- About this exercise
Every record that follows should be written out again without any change.

- Records supplied
+++

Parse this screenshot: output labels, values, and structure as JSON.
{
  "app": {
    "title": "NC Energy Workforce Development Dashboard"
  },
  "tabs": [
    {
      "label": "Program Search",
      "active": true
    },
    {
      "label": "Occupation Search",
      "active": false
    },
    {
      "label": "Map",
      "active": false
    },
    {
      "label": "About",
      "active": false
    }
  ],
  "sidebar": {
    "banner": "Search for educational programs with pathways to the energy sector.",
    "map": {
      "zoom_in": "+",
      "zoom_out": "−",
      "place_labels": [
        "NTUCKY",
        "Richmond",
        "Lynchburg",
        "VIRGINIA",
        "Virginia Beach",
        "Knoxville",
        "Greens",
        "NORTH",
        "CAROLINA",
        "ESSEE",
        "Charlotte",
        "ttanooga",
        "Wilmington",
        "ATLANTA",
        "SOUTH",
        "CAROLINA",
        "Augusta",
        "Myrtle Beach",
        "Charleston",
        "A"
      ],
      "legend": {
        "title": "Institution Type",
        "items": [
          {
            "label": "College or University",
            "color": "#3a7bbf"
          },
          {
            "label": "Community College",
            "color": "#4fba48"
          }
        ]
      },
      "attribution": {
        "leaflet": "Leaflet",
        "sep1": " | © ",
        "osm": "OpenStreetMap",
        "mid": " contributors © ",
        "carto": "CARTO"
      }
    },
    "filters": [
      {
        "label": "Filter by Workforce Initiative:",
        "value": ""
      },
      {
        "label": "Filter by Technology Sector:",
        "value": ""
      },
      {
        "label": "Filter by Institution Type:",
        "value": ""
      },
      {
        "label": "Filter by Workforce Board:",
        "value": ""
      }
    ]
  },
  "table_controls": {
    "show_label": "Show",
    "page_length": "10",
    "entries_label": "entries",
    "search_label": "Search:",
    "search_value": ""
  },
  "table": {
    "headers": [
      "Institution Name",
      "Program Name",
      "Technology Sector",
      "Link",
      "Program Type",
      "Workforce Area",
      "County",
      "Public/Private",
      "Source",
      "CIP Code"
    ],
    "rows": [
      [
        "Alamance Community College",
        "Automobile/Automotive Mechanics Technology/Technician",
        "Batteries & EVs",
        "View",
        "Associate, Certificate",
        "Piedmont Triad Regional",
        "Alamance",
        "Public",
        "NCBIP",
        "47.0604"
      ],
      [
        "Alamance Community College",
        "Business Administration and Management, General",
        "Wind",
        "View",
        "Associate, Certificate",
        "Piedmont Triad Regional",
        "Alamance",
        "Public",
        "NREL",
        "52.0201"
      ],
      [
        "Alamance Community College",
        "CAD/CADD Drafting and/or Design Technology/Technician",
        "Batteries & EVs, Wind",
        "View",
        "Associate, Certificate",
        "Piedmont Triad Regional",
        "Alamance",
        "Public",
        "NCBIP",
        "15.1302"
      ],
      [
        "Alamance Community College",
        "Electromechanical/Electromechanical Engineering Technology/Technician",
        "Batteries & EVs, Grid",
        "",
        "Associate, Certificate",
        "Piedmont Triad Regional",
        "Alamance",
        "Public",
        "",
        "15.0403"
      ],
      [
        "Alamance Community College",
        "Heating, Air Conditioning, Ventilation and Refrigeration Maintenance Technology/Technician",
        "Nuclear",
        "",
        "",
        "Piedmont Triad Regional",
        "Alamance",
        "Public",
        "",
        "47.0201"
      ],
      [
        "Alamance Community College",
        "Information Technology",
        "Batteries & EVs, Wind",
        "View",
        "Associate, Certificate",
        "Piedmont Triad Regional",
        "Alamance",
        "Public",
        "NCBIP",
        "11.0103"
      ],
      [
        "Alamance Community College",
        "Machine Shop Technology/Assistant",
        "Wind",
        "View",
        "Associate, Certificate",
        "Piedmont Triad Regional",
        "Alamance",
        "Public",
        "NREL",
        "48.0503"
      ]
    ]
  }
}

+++

- Exercise answer
Parse this screenshot: output labels, values, and structure as JSON.
{
  "app": {
    "title": "NC Energy Workforce Development Dashboard"
  },
  "tabs": [
    {
      "label": "Program Search",
      "active": true
    },
    {
      "label": "Occupation Search",
      "active": false
    },
    {
      "label": "Map",
      "active": false
    },
    {
      "label": "About",
      "active": false
    }
  ],
  "sidebar": {
    "banner": "Search for educational programs with pathways to the energy sector.",
    "map": {
      "zoom_in": "+",
      "zoom_out": "−",
      "place_labels": [
        "NTUCKY",
        "Richmond",
        "Lynchburg",
        "VIRGINIA",
        "Virginia Beach",
        "Knoxville",
        "Greens",
        "NORTH",
        "CAROLINA",
        "ESSEE",
        "Charlotte",
        "ttanooga",
        "Wilmington",
        "ATLANTA",
        "SOUTH",
        "CAROLINA",
        "Augusta",
        "Myrtle Beach",
        "Charleston",
        "A"
      ],
      "legend": {
        "title": "Institution Type",
        "items": [
          {
            "label": "College or University",
            "color": "#3a7bbf"
          },
          {
            "label": "Community College",
            "color": "#4fba48"
          }
        ]
      },
      "attribution": {
        "leaflet": "Leaflet",
        "sep1": " | © ",
        "osm": "OpenStreetMap",
        "mid": " contributors © ",
        "carto": "CARTO"
      }
    },
    "filters": [
      {
        "label": "Filter by Workforce Initiative:",
        "value": ""
      },
      {
        "label": "Filter by Technology Sector:",
        "value": ""
      },
      {
        "label": "Filter by Institution Type:",
        "value": ""
      },
      {
        "label": "Filter by Workforce Board:",
        "value": ""
      }
    ]
  },
  "table_controls": {
    "show_label": "Show",
    "page_length": "10",
    "entries_label": "entries",
    "search_label": "Search:",
    "search_value": ""
  },
  "table": {
    "headers": [
      "Institution Name",
      "Program Name",
      "Technology Sector",
      "Link",
      "Program Type",
      "Workforce Area",
      "County",
      "Public/Private",
      "Source",
      "CIP Code"
    ],
    "rows": [
      [
        "Alamance Community College",
        "Automobile/Automotive Mechanics Technology/Technician",
        "Batteries & EVs",
        "View",
        "Associate, Certificate",
        "Piedmont Triad Regional",
        "Alamance",
        "Public",
        "NCBIP",
        "47.0604"
      ],
      [
        "Alamance Community College",
        "Business Administration and Management, General",
        "Wind",
        "View",
        "Associate, Certificate",
        "Piedmont Triad Regional",
        "Alamance",
        "Public",
        "NREL",
        "52.0201"
      ],
      [
        "Alamance Community College",
        "CAD/CADD Drafting and/or Design Technology/Technician",
        "Batteries & EVs, Wind",
        "View",
        "Associate, Certificate",
        "Piedmont Triad Regional",
        "Alamance",
        "Public",
        "NCBIP",
        "15.1302"
      ],
      [
        "Alamance Community College",
        "Electromechanical/Electromechanical Engineering Technology/Technician",
        "Batteries & EVs, Grid",
        "",
        "Associate, Certificate",
        "Piedmont Triad Regional",
        "Alamance",
        "Public",
        "",
        "15.0403"
      ],
      [
        "Alamance Community College",
        "Heating, Air Conditioning, Ventilation and Refrigeration Maintenance Technology/Technician",
        "Nuclear",
        "",
        "",
        "Piedmont Triad Regional",
        "Alamance",
        "Public",
        "",
        "47.0201"
      ],
      [
        "Alamance Community College",
        "Information Technology",
        "Batteries & EVs, Wind",
        "View",
        "Associate, Certificate",
        "Piedmont Triad Regional",
        "Alamance",
        "Public",
        "NCBIP",
        "11.0103"
      ],
      [
        "Alamance Community College",
        "Machine Shop Technology/Assistant",
        "Wind",
        "View",
        "Associate, Certificate",
        "Piedmont Triad Regional",
        "Alamance",
        "Public",
        "NREL",
        "48.0503"
      ]
    ]
  }
}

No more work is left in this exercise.